Items from a dataset:

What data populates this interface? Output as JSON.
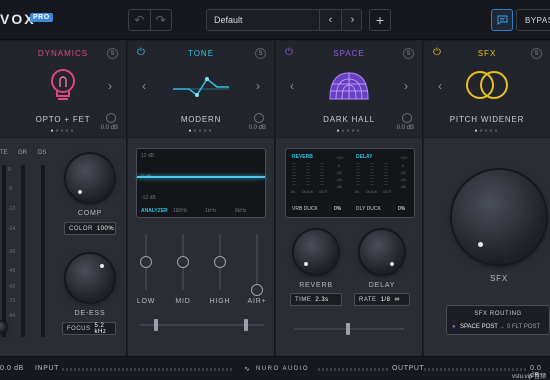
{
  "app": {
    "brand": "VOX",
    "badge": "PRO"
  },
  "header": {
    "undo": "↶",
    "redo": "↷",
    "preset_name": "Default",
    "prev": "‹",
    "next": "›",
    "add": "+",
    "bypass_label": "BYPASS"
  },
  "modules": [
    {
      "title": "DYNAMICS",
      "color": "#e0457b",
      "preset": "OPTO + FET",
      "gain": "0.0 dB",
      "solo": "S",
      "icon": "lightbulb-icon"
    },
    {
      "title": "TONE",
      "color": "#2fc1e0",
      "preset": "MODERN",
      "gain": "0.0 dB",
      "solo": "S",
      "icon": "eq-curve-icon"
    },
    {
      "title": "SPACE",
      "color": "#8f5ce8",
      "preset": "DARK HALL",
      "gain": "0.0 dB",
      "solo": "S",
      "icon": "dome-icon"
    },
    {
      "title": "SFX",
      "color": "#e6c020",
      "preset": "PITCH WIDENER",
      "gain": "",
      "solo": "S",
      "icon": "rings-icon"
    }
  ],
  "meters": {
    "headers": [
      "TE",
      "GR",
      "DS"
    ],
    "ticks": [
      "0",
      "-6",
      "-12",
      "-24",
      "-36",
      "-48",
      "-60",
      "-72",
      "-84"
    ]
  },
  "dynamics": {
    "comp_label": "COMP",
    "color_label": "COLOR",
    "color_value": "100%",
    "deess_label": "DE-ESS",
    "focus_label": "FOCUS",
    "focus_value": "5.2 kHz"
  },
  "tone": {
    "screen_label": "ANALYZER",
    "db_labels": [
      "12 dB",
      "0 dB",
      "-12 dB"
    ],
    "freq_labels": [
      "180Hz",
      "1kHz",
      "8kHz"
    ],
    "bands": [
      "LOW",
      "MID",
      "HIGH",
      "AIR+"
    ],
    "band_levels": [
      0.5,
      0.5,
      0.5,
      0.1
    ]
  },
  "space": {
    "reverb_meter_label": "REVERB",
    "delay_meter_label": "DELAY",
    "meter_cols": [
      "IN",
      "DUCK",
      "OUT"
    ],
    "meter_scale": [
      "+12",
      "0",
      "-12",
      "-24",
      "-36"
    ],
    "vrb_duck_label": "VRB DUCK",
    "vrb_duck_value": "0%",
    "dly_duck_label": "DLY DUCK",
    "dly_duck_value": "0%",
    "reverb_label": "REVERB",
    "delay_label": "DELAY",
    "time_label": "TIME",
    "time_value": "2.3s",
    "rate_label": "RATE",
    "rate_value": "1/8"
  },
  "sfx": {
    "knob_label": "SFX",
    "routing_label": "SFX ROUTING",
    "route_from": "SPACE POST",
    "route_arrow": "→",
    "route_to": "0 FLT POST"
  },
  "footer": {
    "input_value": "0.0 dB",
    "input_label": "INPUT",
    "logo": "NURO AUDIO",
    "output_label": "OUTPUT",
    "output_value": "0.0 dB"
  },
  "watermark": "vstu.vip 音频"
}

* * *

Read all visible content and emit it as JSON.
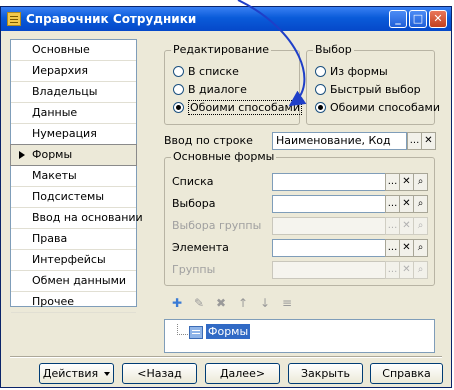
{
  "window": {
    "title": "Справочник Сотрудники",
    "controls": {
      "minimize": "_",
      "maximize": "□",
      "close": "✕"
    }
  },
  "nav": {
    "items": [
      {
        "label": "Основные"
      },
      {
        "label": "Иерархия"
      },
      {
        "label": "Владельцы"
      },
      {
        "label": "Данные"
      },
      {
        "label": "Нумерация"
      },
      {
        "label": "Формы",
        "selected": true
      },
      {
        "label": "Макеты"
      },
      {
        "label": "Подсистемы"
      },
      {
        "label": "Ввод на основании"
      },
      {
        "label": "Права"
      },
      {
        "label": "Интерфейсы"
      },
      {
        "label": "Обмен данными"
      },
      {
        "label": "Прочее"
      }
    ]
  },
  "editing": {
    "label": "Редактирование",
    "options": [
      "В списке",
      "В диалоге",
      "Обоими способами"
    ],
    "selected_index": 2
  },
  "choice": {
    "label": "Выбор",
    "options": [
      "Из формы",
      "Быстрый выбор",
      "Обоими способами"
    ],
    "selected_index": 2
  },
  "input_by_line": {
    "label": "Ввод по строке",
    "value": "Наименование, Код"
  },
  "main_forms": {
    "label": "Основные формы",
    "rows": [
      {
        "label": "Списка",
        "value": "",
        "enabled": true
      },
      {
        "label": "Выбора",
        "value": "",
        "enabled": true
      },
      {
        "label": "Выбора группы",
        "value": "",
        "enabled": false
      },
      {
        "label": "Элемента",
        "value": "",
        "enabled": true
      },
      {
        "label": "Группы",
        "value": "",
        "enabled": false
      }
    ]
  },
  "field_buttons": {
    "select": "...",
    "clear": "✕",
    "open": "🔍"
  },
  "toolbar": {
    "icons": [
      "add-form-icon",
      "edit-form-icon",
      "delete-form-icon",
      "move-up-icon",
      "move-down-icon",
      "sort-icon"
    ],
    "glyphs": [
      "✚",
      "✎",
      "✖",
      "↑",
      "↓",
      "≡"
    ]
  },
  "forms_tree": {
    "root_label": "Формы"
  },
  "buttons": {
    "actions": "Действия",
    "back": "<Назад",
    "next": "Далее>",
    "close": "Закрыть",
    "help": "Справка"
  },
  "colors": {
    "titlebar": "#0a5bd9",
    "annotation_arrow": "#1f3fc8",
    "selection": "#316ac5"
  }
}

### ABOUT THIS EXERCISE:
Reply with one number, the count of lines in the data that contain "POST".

### OUTPUT FOR THIS TASK:
2